Recently released data shows the earnings gap between men and women narrowing, but men are still more upwardly mobile than women, particularly when their parents have lower incomes. Photo Troels Graugaard/Getty Images.

Women are closing the gender earnings gap, if you’re to believe the Bureau of Labor Statistics’ 2012 Women’s Earnings Report, released last week. Last year, women made 82 percent of the median earnings of men working full-time — up from 62 percent in 1979, the first year from which data is available. (And that gap narrows significantly for women without children.)

BLS data also recently told us that women working part-time earn more than men working part-time, leading to speculation that when work-life decisions are considered, women are doing just as well as men. Is this the “End of Men,” as Atlantic journalist Hanna Rosin has asked?

Not so fast, says the Brookings Institution. The picture for women in mobility studies is not so rosy.
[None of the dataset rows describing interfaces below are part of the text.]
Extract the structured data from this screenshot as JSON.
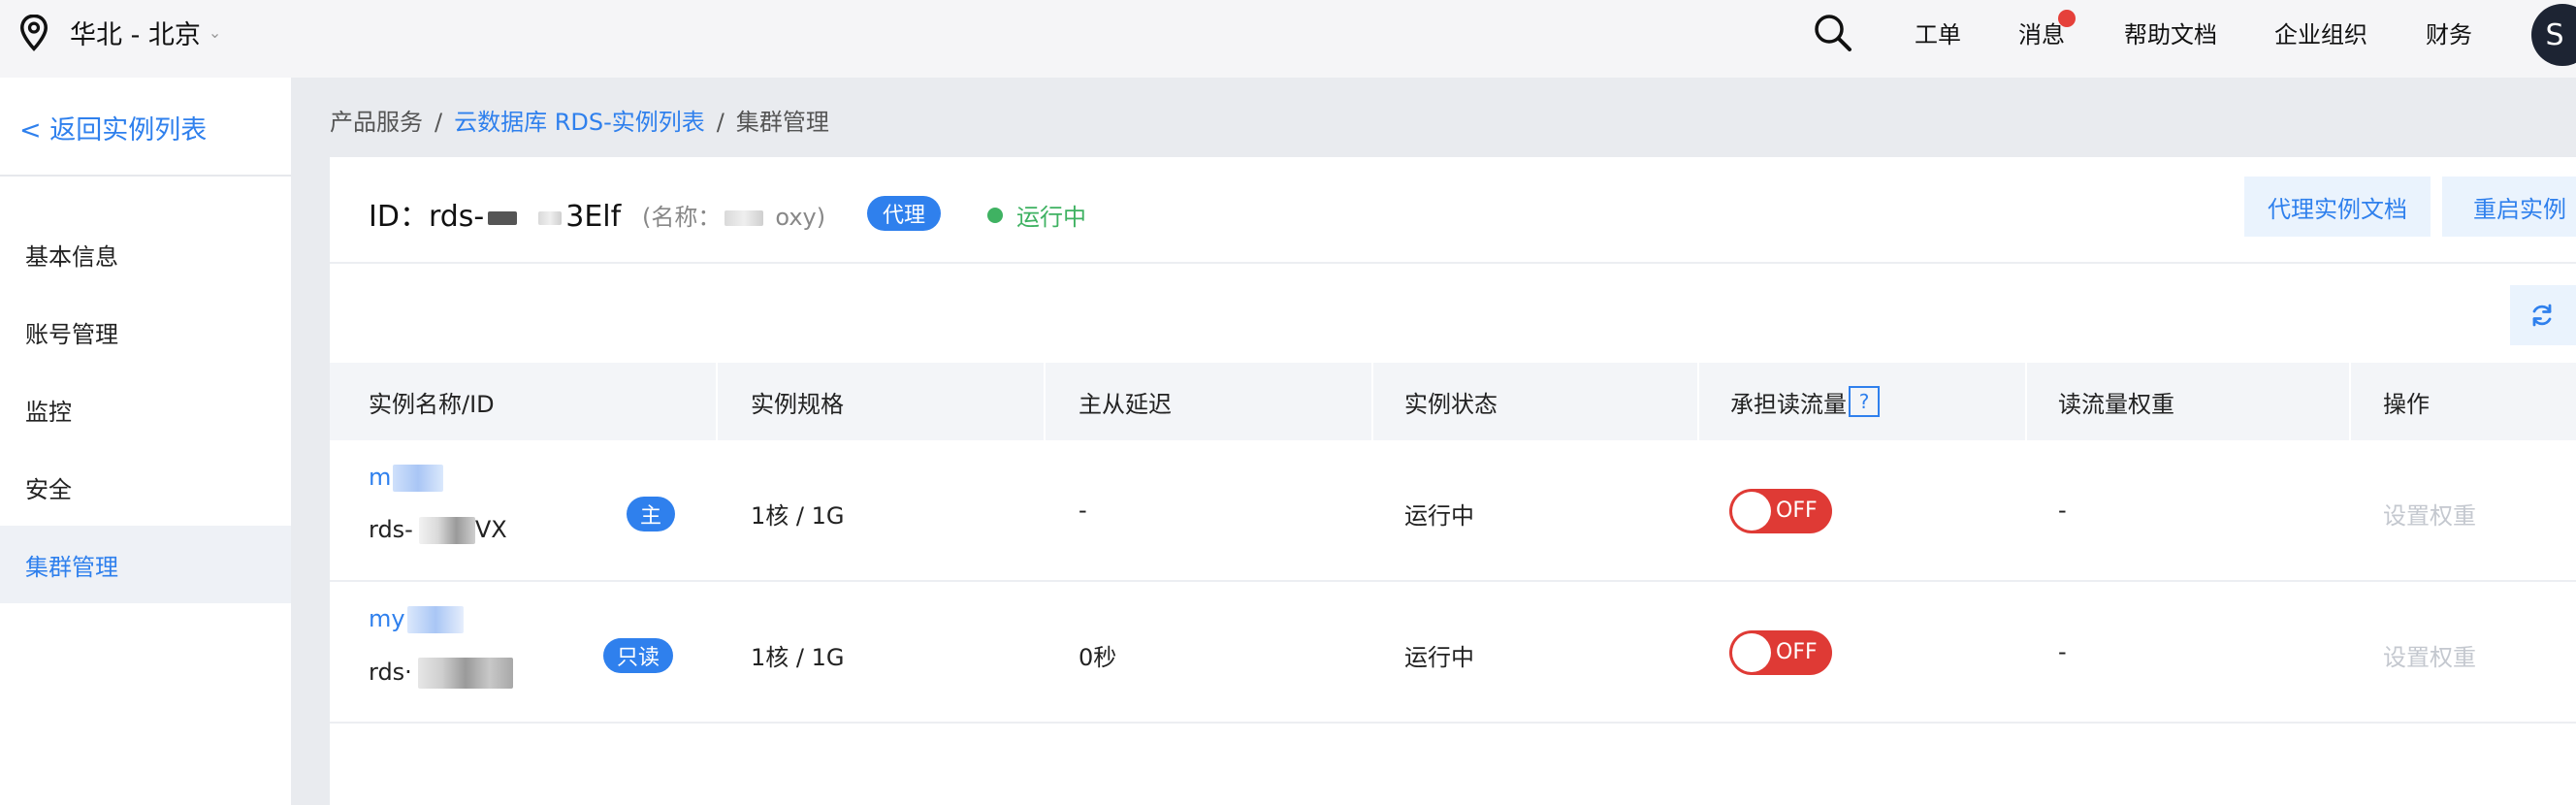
{
  "header": {
    "region": "华北 - 北京",
    "nav": [
      "工单",
      "消息",
      "帮助文档",
      "企业组织",
      "财务"
    ],
    "avatar_initial": "S"
  },
  "sidebar": {
    "back_label": "< 返回实例列表",
    "items": [
      {
        "label": "基本信息"
      },
      {
        "label": "账号管理"
      },
      {
        "label": "监控"
      },
      {
        "label": "安全"
      },
      {
        "label": "集群管理",
        "active": true
      }
    ]
  },
  "breadcrumb": {
    "items": [
      "产品服务",
      "云数据库 RDS-实例列表",
      "集群管理"
    ]
  },
  "instance": {
    "id_prefix": "ID：rds-",
    "id_suffix": "3Elf",
    "name_prefix": "(名称：",
    "name_suffix": "oxy)",
    "tag": "代理",
    "status": "运行中"
  },
  "actions": {
    "doc_button": "代理实例文档",
    "restart_button": "重启实例"
  },
  "table": {
    "columns": [
      "实例名称/ID",
      "实例规格",
      "主从延迟",
      "实例状态",
      "承担读流量",
      "读流量权重",
      "操作"
    ],
    "help_icon": "?",
    "rows": [
      {
        "name": "m",
        "id": "rds-",
        "id_tail": "VX",
        "role": "主",
        "spec": "1核 / 1G",
        "delay": "-",
        "status": "运行中",
        "toggle": "OFF",
        "weight": "-",
        "op": "设置权重"
      },
      {
        "name": "my",
        "id": "rds·",
        "id_tail": "",
        "role": "只读",
        "spec": "1核 / 1G",
        "delay": "0秒",
        "status": "运行中",
        "toggle": "OFF",
        "weight": "-",
        "op": "设置权重"
      }
    ]
  },
  "colors": {
    "accent": "#2f80ed",
    "status_green": "#3fb262",
    "toggle_off": "#df3a35",
    "badge_red": "#e5403a"
  }
}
Women are moving up in the world, but when compared to men, the gap persists: 64 percent of women live in families with incomes higher than those of the households in which they grew up, compared to 69 percent of men, according to the Economic Mobility Project at the Pew Charitable Trusts and Brookings.

Women born in the bottom quintiles of parental incomes are more likely to remain poor than are men born into the same circumstances, according to Brookings’ research. Of children born to parents whose incomes fall in the bottom quintile, 47 percent of women will be stuck there, compared to 35 percent of men. And when women do “make it,” Brookings points out, they lose that standing more easily than men: women’s “stuckness” to their childhood economic strata, it seems, is more sticky.

Brookings’ “social mobility memo” is a reminder that recently released earnings data may not tell the whole story, and that even though there’s exhaustive research on declining upward mobility in America (see “The Great Gatsby Curve: Inequality and the End of Upward Mobility” and “Neighborhood as Destiny? What’s Unknown about Stork Drops and Mobility?” on the Business Desk), gender is less often part of the conversation.

H/T Simone Pathe